- Coagulase production: No
- Typical hemolysis: None
- Resistant to novobiocin in contrast to S. epidermidis which is sensitive.
- Causes community-acquired UTI in young women.
Staphylococcus saprophyticus is a normal flora of the perineum, rectum, urethra, cervix, and gastrointestinal tract. It is found primarily on the mucosa of the genital tract in young women and from that site can ascend into the urinary bladder to cause urinary tract infections. Most women with this infection have had sexual intercourse within the previous 24 hours. Patients usually present with dysuria, pyuria, and hematuria.
Sample: Clean-catch mid-stream urine sample.
Find detailed information about the urine sample collection procedure here.
Colony Morphology in 5% sheep blood agar
S. saprophyticus usually gives white colonies in blood agar, but colonies can be yellow to orange. Colonies are large; entire, very glossy, smooth, opaque, butyrous, and convex.
Urine culture: Though a positive urine culture is indicated by the presence of 100,000 colony-forming units per mL, S. saprophyticus is usually present in quantities less than or equal to 100,000 cfu/mL, but will be detected in sequential specimens.
If significant bacteriuria of gram-positive cocci is seen, the organism is identified by performing catalase and coagulase test. If the organism is catalase-positive and coagulase-negative, novobiocin test should be performed to differentiate S. epidermidis from S. saprophyticus. If the organism is sensitive to novobiocin, it is S. epidermidis, most likely to be the contaminant (normal flora).
If the organism is novobiocin-resistant, it is identified as S. saprophyticus.

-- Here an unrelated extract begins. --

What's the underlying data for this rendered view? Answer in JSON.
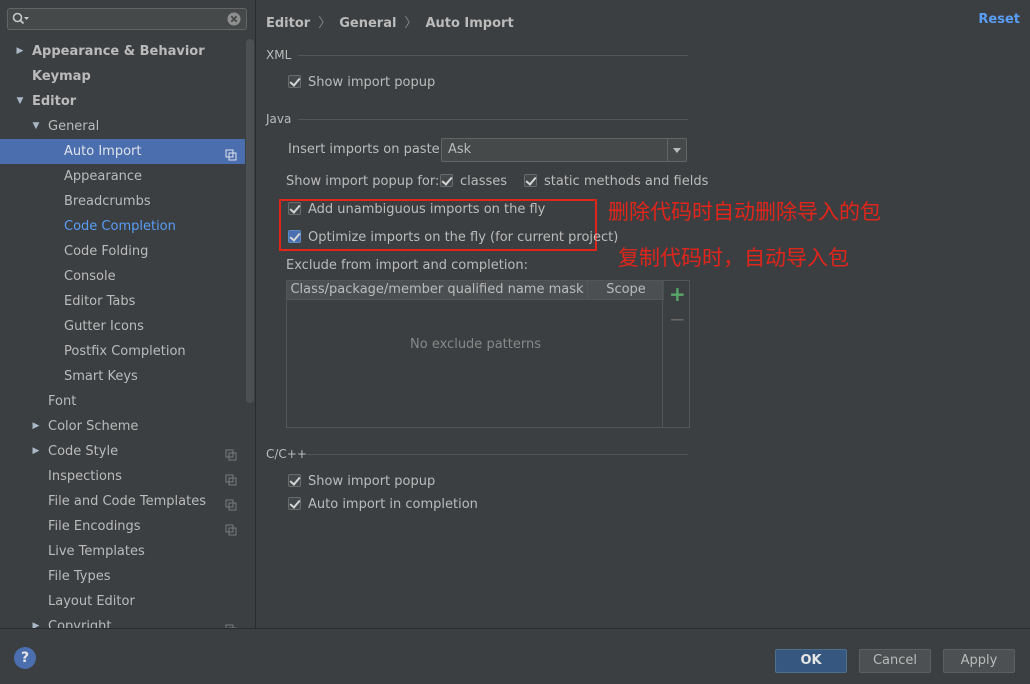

It is a pathogen for women of the reproductive age group, so antimicrobial testing should be performed, and the antibiogram result should be reported to the physician.
Biochemical Tests for Staphylococcus saprophyticus
|Name of the test
|Novobiocin sensitivity test
|PYR broth hydrolysis test
|Alkaline phosphatase test
|Acid From D-Trehalose
Staphylococcus saprophyticus urinary tract infections can be treated with trimethoprim-sulfamethoxazole or a quinolone, such as ciprofloxacin.